Exercise inputs -

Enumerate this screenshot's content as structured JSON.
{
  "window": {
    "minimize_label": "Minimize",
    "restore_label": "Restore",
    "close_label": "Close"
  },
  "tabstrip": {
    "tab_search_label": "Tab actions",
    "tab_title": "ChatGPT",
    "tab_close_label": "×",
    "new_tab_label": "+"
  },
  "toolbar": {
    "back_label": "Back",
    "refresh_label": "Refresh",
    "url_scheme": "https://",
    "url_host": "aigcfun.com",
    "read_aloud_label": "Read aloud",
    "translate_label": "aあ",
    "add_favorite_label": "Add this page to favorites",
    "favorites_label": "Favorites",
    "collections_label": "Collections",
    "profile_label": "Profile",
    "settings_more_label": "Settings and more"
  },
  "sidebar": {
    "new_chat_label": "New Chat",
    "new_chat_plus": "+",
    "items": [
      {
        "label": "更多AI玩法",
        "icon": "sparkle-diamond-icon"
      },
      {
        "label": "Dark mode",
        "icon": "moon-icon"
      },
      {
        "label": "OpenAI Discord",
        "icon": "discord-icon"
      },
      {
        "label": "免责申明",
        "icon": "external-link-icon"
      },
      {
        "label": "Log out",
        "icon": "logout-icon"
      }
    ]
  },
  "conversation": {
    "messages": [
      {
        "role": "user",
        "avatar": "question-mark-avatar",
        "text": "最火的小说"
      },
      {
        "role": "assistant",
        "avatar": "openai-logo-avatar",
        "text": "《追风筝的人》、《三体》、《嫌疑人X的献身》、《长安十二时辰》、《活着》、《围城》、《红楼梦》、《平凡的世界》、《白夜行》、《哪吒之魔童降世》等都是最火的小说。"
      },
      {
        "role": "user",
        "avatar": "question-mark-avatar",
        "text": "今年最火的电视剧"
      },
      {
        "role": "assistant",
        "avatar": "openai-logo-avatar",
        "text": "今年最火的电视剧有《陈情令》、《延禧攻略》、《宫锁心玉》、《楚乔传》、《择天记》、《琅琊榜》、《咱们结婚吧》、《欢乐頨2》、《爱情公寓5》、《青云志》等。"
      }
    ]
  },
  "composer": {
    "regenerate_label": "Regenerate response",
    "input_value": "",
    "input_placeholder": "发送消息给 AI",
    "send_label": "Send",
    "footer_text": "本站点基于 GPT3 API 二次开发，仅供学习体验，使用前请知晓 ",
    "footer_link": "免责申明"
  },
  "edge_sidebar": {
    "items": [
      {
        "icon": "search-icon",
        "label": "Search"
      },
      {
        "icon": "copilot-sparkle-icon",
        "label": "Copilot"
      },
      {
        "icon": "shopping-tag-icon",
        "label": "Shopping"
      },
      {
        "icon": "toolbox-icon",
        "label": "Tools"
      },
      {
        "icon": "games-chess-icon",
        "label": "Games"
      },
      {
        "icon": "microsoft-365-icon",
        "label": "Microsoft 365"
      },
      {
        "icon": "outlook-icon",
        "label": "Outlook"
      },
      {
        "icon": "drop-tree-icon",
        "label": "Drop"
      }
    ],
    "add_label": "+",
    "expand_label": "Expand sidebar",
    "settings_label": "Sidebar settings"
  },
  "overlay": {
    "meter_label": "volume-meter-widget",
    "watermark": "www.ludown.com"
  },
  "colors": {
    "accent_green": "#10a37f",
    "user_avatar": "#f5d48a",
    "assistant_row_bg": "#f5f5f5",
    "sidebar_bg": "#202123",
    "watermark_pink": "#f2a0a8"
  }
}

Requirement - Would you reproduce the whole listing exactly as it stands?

Answer -
Enumerate this screenshot's content as structured JSON.
{
  "window": {
    "minimize_label": "Minimize",
    "restore_label": "Restore",
    "close_label": "Close"
  },
  "tabstrip": {
    "tab_search_label": "Tab actions",
    "tab_title": "ChatGPT",
    "tab_close_label": "×",
    "new_tab_label": "+"
  },
  "toolbar": {
    "back_label": "Back",
    "refresh_label": "Refresh",
    "url_scheme": "https://",
    "url_host": "aigcfun.com",
    "read_aloud_label": "Read aloud",
    "translate_label": "aあ",
    "add_favorite_label": "Add this page to favorites",
    "favorites_label": "Favorites",
    "collections_label": "Collections",
    "profile_label": "Profile",
    "settings_more_label": "Settings and more"
  },
  "sidebar": {
    "new_chat_label": "New Chat",
    "new_chat_plus": "+",
    "items": [
      {
        "label": "更多AI玩法",
        "icon": "sparkle-diamond-icon"
      },
      {
        "label": "Dark mode",
        "icon": "moon-icon"
      },
      {
        "label": "OpenAI Discord",
        "icon": "discord-icon"
      },
      {
        "label": "免责申明",
        "icon": "external-link-icon"
      },
      {
        "label": "Log out",
        "icon": "logout-icon"
      }
    ]
  },
  "conversation": {
    "messages": [
      {
        "role": "user",
        "avatar": "question-mark-avatar",
        "text": "最火的小说"
      },
      {
        "role": "assistant",
        "avatar": "openai-logo-avatar",
        "text": "《追风筝的人》、《三体》、《嫌疑人X的献身》、《长安十二时辰》、《活着》、《围城》、《红楼梦》、《平凡的世界》、《白夜行》、《哪吒之魔童降世》等都是最火的小说。"
      },
      {
        "role": "user",
        "avatar": "question-mark-avatar",
        "text": "今年最火的电视剧"
      },
      {
        "role": "assistant",
        "avatar": "openai-logo-avatar",
        "text": "今年最火的电视剧有《陈情令》、《延禧攻略》、《宫锁心玉》、《楚乔传》、《择天记》、《琅琊榜》、《咱们结婚吧》、《欢乐頨2》、《爱情公寓5》、《青云志》等。"
      }
    ]
  },
  "composer": {
    "regenerate_label": "Regenerate response",
    "input_value": "",
    "input_placeholder": "发送消息给 AI",
    "send_label": "Send",
    "footer_text": "本站点基于 GPT3 API 二次开发，仅供学习体验，使用前请知晓 ",
    "footer_link": "免责申明"
  },
  "edge_sidebar": {
    "items": [
      {
        "icon": "search-icon",
        "label": "Search"
      },
      {
        "icon": "copilot-sparkle-icon",
        "label": "Copilot"
      },
      {
        "icon": "shopping-tag-icon",
        "label": "Shopping"
      },
      {
        "icon": "toolbox-icon",
        "label": "Tools"
      },
      {
        "icon": "games-chess-icon",
        "label": "Games"
      },
      {
        "icon": "microsoft-365-icon",
        "label": "Microsoft 365"
      },
      {
        "icon": "outlook-icon",
        "label": "Outlook"
      },
      {
        "icon": "drop-tree-icon",
        "label": "Drop"
      }
    ],
    "add_label": "+",
    "expand_label": "Expand sidebar",
    "settings_label": "Sidebar settings"
  },
  "overlay": {
    "meter_label": "volume-meter-widget",
    "watermark": "www.ludown.com"
  },
  "colors": {
    "accent_green": "#10a37f",
    "user_avatar": "#f5d48a",
    "assistant_row_bg": "#f5f5f5",
    "sidebar_bg": "#202123",
    "watermark_pink": "#f2a0a8"
  }
}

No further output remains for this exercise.